Posted on: September 14, 2019 | Written By: Doug Oster |
Everybody Gardens editor Doug Oster gets asked a lot of questions. A lot. And he doesn’t mind offering gardening advice. But rather than just limiting those answers to the person who asked, we thought it might be a good idea to share that wealth of knowledge with everybody.
There are three ways to send in your questions:
(The questions may be lightly edited for grammar/clarity/etc.)
Carol: Do you know what this might be? The flowers never open and there are spiky pods on the plant. It sprouted up along the house under a bird feeder.
Doug: That’s datura, one of the many plants called moonflower. It’s an annual, and the seeds in those prickly pods are poisonous.

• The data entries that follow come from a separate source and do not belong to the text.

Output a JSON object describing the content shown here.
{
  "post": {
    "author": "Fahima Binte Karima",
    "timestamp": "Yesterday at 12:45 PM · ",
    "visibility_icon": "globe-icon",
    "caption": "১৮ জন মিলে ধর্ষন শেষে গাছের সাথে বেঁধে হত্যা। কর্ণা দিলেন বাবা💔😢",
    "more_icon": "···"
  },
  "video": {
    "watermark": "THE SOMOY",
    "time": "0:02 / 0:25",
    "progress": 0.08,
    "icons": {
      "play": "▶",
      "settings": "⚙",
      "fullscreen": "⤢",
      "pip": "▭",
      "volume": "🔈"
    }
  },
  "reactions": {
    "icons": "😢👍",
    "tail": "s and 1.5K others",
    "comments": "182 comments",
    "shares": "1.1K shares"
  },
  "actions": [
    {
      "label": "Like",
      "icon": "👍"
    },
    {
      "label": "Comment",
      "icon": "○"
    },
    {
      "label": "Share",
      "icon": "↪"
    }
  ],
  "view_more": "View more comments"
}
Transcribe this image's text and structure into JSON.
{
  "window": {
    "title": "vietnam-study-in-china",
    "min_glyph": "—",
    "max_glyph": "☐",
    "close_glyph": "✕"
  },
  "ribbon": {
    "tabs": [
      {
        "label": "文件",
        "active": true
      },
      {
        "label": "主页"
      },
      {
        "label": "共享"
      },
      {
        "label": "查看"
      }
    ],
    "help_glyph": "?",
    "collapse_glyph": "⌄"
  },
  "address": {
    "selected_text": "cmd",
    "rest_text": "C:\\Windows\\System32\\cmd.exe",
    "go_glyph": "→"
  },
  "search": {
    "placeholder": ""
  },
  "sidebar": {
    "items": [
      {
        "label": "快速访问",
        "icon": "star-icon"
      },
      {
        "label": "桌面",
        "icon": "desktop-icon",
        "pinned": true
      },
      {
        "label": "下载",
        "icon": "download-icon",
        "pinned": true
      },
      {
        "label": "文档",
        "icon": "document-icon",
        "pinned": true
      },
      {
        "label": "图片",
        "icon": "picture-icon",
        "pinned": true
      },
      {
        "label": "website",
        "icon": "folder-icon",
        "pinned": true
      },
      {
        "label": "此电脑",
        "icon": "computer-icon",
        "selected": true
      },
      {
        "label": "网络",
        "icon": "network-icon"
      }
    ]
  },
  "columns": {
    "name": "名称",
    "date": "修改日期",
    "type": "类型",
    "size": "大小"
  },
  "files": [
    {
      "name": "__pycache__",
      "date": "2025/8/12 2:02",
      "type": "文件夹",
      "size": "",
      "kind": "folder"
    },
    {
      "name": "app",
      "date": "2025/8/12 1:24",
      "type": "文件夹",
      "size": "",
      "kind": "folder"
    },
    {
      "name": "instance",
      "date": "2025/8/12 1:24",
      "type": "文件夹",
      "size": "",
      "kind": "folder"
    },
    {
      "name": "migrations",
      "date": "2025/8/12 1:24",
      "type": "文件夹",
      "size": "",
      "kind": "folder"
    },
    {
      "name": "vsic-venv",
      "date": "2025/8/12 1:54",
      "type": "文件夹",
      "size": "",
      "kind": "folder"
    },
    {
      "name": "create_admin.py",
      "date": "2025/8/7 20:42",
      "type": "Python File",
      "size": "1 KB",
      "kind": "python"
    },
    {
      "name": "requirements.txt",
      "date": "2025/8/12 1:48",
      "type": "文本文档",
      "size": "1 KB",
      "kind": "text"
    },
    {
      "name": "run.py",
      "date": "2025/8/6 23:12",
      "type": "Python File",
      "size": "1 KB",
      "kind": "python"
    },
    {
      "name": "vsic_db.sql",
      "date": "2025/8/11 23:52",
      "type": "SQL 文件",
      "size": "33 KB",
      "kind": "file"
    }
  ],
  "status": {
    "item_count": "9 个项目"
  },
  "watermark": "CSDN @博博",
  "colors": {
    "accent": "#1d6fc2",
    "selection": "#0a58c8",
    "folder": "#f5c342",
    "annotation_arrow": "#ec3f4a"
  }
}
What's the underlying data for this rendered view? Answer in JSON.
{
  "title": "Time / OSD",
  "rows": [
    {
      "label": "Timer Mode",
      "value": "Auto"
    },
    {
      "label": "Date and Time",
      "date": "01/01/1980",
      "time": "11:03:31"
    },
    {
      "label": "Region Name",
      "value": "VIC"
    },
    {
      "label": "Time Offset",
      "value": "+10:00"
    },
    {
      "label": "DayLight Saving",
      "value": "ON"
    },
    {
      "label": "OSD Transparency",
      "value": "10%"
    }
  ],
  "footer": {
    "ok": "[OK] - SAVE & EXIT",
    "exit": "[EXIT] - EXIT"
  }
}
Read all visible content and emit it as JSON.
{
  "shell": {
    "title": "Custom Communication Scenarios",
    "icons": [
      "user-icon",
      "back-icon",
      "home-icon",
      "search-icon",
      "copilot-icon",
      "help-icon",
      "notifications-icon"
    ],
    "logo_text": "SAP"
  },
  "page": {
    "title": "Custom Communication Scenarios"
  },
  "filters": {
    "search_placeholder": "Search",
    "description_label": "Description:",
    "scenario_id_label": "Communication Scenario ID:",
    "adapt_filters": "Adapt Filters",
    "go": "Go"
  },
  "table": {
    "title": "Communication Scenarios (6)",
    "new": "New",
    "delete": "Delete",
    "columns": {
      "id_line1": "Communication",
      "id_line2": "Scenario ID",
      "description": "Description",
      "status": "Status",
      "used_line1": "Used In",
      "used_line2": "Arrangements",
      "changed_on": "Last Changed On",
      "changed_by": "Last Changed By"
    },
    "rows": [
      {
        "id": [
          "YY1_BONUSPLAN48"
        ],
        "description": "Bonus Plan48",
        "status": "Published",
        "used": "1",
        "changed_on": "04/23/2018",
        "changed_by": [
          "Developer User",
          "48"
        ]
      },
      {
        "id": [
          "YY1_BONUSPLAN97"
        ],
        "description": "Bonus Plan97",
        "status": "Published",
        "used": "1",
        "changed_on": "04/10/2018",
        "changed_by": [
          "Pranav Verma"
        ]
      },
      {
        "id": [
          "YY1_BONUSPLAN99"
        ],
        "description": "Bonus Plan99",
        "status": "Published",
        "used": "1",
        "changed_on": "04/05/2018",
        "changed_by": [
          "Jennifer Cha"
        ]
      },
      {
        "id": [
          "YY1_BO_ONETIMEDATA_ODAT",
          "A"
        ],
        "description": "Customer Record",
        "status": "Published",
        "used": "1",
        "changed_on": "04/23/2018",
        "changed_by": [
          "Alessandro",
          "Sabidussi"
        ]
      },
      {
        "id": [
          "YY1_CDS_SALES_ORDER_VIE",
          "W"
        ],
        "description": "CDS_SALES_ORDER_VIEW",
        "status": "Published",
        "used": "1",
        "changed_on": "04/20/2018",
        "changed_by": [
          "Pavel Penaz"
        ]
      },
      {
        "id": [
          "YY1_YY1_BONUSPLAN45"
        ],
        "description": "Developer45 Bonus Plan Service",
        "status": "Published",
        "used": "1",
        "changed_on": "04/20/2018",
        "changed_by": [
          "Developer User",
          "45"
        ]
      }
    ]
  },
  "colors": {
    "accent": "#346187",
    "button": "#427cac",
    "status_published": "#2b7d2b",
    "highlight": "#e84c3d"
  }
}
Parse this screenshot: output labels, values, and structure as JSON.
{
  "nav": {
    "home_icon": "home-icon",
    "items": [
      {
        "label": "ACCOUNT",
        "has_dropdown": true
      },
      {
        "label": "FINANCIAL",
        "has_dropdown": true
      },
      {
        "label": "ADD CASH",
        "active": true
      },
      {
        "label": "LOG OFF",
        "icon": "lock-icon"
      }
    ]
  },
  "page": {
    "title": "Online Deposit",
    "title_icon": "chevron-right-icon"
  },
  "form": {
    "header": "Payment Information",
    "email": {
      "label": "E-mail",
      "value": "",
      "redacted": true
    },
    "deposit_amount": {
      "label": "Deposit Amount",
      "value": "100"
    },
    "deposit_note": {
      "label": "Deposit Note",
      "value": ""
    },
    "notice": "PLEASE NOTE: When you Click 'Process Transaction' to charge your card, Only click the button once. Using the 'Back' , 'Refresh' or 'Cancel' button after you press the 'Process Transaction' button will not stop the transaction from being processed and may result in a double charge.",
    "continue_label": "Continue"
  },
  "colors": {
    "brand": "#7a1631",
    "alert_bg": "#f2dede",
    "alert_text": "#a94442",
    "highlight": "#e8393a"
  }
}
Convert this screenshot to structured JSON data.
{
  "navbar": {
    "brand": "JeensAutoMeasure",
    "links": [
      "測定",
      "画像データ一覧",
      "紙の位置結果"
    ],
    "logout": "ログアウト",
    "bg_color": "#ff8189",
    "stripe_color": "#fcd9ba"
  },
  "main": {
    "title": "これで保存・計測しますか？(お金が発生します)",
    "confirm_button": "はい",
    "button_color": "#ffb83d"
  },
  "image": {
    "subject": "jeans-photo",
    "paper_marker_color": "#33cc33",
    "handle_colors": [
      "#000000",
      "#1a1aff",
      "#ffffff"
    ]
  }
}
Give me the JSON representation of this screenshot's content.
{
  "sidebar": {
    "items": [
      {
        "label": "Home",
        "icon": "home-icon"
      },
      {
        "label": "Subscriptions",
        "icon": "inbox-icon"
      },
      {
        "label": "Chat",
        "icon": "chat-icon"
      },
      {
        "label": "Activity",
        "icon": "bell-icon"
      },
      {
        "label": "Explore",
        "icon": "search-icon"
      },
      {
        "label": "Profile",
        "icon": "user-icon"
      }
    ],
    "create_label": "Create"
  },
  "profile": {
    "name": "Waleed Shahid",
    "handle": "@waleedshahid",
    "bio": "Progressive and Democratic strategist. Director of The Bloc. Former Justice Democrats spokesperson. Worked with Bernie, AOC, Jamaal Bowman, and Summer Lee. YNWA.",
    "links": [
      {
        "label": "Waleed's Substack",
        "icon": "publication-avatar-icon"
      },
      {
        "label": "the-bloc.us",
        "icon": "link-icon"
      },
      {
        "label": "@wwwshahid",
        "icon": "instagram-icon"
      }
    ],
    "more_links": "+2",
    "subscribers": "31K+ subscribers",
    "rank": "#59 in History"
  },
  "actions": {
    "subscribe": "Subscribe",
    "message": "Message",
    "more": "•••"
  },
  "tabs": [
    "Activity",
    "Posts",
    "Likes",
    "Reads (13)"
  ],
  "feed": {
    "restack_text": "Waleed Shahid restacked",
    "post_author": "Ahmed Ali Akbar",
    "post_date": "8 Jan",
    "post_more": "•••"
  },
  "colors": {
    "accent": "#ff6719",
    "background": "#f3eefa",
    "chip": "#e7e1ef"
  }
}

Joyce: How do you get rid of Japanese knotweed? We have cut the stalks, used Bush kill and Roundup, and it keeps coming back.
Doug: There’s only one way I know of to get rid of knotweed, and it’s not easy. It’s called continual top kill. Once a week during the season, cut the knotweed plant to the ground. Eventually it can’t continue as the roots are fed from the foliage. I got rid of some, but it took two years. Wish I had better news for you.
Janet: This is a picture of my tiny front yard. I had the beautiful maple removed because it was too big for my yard, and its roots going everywhere were concerning. Our HOA has approved a Japanese maple as a replacement. Since there are many, many varieties, I’m wondering if you could recommend a Japanese maple (that would grow as a tree, not a bush) that would be appropriate for our small yards. Would Emperor be OK?
Doug: Emperor is a good one, but if it was me, I would look around a little to find something more unique. There’s nothing wrong with Emperor. It’s a reliable, pretty tree, but there are so many different Japanese maples out there with different colored bark and foliage.
You’ve got two months or more to decide. This is what I would recommend: go to a good nursery and look at the trees they have there to get an idea. Tell the person how big you want it to get at maturity and take it from there.
Here’s an idea of what’s available. The key to doing this is having fun to find the right tree for you.
Beth: Can you offer me some advice on how I can treat my Poinciana tree? It has lost bark off the trunk and it looks like holes are bored into the trunk. It’s now losing leaves. Can I save it?
Doug: The best course of action is to call a certified arborist to look at the tree. They will come for free and inspect the tree, then tell you if it can be saved and what the treatment would cost.
From the picture, it’s not looking good, but maybe the arborist can help. I use Davey Tree, they have offices all over the country.